Sunrise over the gorge on the Yangtze River in China. (Image credit: stock.xchng. No usage restrictions.)

China’s Yangtze River Delta, home to more than 18 million people and a fertile farming area, might be disappearing soon as the Three Gorges Dam siphons off essential sediment upstream, scientists warn.

Running from its source in Tibet eastwards across China and emptying into the East China Sea through the delta at Shanghai, the Yangtze River is the longest river in Asia and third longest in the world.

The Three Gorges Dam was completed earlier this decade to provide flood control and hydroelectric power. At five times the size of the Hoover Dam, it is the largest hydroelectric dam in the world.

Since the creation of the dam, sediment that would usually flow along with the river and be deposited in the delta is being blocked.

A new study, detailed in the May 17 issue of the journal Geophysical Research Letters, found that the dam had retained 151 million tons of sediment since it began operation, reducing the amount of sediment flowing into the delta by about 31 percent.

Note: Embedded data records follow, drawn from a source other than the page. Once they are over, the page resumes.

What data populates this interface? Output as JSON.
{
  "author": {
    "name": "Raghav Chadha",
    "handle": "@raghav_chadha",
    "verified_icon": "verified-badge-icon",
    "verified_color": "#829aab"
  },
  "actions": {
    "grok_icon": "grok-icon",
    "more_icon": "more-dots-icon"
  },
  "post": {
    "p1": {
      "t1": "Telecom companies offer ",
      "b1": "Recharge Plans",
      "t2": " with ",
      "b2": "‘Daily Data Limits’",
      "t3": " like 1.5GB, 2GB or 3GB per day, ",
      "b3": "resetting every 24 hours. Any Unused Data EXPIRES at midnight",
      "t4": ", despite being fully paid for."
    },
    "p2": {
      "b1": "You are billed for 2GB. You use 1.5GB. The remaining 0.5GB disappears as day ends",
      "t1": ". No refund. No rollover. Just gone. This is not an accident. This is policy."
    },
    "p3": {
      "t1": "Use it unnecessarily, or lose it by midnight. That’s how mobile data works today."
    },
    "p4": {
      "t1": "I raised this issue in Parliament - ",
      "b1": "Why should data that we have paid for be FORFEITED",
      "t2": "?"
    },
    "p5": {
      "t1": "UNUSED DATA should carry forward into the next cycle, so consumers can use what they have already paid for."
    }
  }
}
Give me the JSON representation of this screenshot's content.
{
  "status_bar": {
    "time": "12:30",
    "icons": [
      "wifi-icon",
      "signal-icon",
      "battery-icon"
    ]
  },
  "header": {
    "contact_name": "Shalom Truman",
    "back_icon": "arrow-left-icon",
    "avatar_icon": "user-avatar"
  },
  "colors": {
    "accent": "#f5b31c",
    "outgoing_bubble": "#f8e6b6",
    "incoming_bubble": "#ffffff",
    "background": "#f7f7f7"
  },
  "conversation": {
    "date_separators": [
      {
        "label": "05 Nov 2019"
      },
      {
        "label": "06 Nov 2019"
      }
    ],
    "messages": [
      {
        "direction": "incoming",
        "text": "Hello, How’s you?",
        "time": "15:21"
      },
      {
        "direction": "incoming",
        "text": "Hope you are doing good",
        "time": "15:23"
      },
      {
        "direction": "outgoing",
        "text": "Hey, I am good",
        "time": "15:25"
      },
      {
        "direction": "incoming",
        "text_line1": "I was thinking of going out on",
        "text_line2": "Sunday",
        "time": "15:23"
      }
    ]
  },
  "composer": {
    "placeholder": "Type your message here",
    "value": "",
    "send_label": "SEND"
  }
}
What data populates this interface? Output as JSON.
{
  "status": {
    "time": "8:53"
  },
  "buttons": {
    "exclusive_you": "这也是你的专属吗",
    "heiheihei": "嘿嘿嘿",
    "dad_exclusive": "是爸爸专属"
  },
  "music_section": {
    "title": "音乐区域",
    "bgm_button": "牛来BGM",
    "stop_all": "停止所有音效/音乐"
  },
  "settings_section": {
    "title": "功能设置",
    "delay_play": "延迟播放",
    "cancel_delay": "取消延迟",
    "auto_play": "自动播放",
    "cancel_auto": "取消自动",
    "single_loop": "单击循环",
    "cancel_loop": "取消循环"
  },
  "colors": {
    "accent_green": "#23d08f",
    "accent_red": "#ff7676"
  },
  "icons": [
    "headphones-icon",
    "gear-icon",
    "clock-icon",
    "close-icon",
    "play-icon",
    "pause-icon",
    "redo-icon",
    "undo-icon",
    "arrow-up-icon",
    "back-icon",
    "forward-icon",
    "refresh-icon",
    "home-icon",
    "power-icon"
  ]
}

As a result, erosion has been a major problem downstream, because there is no incoming sediment to replace what the waters wash away. The loss of sediment decreases the nutrients needed for agriculture and animals that thrive in the area, and diminishes the land on which millions of Chinese people live.

Andrea Thompson
Andrea graduated from Georgia Tech with a B.S. in Earth and Atmospheric Sciences in 2004 and a Master's in the same subject in 2006. She attended the Science, Health and Environmental Reporting Program at New York University and graduated with a Master of Arts in 2006.